There’s another more important lesson that the campaign taught me, however: In the four and a half months that I dedicated my life to electing Barack Obama President, I discovered that a tremendous amount of people don’t understand how an election’s ground game works, or why it’s important. The fact that I encountered so many people who thought that a lack of lawn signs indicated a losing campaign, or who asked me questions like “Wait, we make phone calls when people are eating dinner?” makes me realize how much of a disconnect often exists between the people who work for campaigns and the voters they’re actually trying to contact.
If more people understood some very simple ways that they could help a campaign without volunteering, and how easy it is to help the campaign WITH volunteering, I believe it would be tremendously helpful in future campaigns. I think it’s especially important because in the midst of the campaign, I realized a basic fact that took away a lot of my frustration with people incessantly asking for yard signs: Before I worked for the campaign, I probably would have done the exact same thing. That revelation opened my eyes to the intent of the folks I encountered in my time with the campaign, and made me think that it might be helpful to bridge the gap a little bit between campaign and voter.

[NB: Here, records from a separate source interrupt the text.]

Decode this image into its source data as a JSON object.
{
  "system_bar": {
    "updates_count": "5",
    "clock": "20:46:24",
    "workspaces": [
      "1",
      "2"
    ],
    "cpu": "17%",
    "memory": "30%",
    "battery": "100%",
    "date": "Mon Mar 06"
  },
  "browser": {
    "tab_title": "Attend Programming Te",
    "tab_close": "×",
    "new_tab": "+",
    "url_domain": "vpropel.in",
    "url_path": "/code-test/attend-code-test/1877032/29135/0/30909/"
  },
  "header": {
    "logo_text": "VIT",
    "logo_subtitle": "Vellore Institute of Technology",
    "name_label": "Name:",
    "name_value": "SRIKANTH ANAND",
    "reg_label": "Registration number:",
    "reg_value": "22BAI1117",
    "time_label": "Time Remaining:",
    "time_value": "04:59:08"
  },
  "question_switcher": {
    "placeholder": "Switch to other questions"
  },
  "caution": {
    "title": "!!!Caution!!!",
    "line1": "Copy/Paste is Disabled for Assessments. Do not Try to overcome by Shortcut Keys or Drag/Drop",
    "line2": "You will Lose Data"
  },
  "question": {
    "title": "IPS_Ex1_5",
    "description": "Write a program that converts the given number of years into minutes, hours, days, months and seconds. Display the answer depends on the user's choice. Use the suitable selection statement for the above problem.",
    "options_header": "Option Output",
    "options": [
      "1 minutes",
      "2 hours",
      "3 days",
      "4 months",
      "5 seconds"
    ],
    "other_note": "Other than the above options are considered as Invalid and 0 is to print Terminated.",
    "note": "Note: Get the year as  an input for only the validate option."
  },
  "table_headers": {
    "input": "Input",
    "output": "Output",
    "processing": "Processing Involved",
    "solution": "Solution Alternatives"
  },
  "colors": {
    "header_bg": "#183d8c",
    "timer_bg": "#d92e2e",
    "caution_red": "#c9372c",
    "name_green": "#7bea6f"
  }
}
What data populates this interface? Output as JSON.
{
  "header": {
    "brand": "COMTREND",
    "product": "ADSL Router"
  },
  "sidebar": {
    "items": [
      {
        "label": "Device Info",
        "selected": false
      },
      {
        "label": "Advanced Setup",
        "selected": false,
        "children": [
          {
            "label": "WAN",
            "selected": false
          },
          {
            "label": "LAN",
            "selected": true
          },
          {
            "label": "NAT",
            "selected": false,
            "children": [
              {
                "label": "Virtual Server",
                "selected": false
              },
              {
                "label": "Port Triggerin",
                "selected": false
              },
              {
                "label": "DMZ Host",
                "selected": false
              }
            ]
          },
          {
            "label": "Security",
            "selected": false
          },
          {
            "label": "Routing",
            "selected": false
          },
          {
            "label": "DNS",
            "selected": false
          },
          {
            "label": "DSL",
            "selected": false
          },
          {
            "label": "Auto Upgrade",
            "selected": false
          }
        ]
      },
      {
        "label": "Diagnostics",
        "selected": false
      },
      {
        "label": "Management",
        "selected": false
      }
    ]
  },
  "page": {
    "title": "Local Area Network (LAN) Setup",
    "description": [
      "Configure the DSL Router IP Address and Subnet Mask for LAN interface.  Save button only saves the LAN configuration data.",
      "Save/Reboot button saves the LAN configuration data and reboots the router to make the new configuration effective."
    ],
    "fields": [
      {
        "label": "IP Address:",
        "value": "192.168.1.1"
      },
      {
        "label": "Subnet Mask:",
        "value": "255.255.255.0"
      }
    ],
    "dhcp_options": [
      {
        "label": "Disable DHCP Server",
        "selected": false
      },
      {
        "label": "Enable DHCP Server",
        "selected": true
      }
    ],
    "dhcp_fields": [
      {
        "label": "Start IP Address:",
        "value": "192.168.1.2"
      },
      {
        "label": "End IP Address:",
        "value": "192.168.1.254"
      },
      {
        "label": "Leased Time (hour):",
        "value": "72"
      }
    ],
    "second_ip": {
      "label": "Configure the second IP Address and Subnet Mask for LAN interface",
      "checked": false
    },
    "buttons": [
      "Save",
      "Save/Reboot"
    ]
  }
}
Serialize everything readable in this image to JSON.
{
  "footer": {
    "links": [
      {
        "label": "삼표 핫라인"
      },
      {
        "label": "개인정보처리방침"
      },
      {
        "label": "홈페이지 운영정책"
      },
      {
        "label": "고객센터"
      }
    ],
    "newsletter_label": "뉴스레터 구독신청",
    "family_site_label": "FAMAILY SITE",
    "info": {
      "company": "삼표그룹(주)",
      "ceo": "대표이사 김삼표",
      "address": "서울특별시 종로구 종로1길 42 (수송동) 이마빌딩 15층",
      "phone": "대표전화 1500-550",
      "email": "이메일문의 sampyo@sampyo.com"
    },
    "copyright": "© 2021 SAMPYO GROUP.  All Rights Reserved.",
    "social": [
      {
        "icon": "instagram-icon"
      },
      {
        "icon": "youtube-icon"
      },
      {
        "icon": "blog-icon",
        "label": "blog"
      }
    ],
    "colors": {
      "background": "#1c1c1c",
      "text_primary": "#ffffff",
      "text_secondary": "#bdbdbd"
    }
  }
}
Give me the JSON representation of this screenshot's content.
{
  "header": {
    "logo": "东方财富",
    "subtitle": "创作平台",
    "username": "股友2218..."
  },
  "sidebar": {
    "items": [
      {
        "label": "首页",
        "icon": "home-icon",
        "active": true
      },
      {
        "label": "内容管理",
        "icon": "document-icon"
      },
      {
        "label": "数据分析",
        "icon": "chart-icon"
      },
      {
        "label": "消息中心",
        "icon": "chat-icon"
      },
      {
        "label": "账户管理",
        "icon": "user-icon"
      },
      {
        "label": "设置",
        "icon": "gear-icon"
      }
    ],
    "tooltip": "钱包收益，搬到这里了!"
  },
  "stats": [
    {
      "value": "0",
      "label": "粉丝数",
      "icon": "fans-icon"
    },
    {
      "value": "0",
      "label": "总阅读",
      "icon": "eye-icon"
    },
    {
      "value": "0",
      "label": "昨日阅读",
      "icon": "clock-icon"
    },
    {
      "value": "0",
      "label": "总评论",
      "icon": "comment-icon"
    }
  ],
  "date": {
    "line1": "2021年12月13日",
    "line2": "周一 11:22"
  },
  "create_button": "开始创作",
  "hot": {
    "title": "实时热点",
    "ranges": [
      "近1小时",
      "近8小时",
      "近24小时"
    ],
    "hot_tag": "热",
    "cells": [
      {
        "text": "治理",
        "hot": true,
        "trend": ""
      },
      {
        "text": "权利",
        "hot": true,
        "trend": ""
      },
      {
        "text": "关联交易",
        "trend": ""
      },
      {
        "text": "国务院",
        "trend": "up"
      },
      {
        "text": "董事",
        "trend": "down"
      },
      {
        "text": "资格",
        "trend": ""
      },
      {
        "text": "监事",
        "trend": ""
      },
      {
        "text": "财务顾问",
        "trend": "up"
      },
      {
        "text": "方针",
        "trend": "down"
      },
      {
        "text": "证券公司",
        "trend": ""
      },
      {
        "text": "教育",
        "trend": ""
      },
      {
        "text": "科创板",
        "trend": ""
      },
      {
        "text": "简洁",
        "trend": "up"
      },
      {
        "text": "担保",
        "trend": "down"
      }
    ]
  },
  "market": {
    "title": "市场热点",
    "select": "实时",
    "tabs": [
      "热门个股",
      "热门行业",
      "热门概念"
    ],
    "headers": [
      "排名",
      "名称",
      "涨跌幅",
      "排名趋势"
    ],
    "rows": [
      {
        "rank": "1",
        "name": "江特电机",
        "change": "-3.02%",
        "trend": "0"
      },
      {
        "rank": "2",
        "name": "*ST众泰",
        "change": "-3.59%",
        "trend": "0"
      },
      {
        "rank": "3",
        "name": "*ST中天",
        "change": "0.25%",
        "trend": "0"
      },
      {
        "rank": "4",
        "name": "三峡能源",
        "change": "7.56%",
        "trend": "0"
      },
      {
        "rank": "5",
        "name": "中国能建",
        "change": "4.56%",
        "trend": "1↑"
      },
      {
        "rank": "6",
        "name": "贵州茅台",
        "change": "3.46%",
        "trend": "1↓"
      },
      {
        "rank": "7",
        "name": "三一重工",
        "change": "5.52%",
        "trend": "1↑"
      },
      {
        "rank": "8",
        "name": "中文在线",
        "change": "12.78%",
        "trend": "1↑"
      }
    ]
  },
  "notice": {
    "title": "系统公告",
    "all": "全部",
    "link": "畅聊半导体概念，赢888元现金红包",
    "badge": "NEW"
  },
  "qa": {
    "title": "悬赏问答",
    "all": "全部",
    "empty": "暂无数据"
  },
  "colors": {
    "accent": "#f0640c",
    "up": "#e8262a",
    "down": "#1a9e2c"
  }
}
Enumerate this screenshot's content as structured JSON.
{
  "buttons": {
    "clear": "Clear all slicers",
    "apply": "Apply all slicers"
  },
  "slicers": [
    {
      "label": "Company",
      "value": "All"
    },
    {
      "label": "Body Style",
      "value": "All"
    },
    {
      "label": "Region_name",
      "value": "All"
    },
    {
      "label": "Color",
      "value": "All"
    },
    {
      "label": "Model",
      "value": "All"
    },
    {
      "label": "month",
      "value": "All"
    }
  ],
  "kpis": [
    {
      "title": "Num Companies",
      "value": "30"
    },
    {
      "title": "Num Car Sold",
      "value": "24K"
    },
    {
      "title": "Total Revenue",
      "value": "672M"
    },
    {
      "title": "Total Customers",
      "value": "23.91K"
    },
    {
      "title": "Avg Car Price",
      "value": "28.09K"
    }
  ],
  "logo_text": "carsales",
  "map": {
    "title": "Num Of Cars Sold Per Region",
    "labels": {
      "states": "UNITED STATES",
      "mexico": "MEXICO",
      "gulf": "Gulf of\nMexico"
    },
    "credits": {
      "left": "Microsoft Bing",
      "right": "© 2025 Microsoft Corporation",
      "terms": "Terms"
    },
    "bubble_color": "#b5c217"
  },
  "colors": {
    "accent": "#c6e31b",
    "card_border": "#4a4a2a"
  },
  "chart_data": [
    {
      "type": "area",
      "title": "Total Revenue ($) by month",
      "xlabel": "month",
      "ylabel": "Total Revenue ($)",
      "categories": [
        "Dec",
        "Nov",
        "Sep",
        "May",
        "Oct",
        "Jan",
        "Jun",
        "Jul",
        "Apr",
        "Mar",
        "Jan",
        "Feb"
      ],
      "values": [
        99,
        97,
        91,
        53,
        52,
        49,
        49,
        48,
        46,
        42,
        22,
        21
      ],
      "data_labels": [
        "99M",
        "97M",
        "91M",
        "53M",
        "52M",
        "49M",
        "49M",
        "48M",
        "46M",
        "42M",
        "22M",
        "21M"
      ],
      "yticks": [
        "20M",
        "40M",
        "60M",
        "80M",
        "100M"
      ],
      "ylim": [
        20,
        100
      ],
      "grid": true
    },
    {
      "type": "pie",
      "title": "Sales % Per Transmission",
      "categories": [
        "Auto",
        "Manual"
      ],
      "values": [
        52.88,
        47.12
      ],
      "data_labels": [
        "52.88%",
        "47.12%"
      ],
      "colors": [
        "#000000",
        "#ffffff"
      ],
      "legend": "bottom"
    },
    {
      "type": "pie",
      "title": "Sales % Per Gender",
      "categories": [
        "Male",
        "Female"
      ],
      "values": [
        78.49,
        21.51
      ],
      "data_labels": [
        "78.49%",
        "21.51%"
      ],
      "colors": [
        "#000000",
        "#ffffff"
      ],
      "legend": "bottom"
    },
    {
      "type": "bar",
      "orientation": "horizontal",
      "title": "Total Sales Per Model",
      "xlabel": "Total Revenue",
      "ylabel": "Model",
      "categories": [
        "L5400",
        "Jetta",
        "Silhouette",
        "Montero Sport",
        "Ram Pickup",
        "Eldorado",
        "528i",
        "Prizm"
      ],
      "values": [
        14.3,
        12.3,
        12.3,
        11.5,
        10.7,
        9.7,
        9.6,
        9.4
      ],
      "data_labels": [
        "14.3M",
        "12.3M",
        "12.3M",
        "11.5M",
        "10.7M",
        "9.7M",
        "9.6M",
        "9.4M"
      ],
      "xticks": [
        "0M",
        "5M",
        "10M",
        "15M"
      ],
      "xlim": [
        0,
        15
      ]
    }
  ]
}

Of course, I never finished that article, but I do still vividly remember the lesson I wanted to share: You’re probably going to be contacted be a campaign this year, and you’re probably going to hate it. It might be a phone call, it might be a door knock, it might be someone volunteering to help you register to vote. Whatever it happens to be, just remember that the person who is pestering you is poorly paid (if at all), is working hard for something they believe in, and, most importantly, is usually working for the same goal you are.
It takes a lot of courage to go out and initiate voter contact, and it’s even harder if people are short, rude, or downright mean to volunteers and campaign workers. They’re people, too, and often some of the most passionate and earnest people you’re likely to meet.
So give ’em a break. A few minutes of polite conversation, and even some helpful encouragement goes a long way toward someone breaking their back to do the best the can to change the world for the better. Even if you don’t agree with their chosen candidate or position, as Jay-Z once said, you can’t knock the hustle.
Curtis Haley is the Senior Program Manager at TeamTRI. He lives in Oregon and recently got engaged so hooray for love.
Image Credit: Indiatimes.com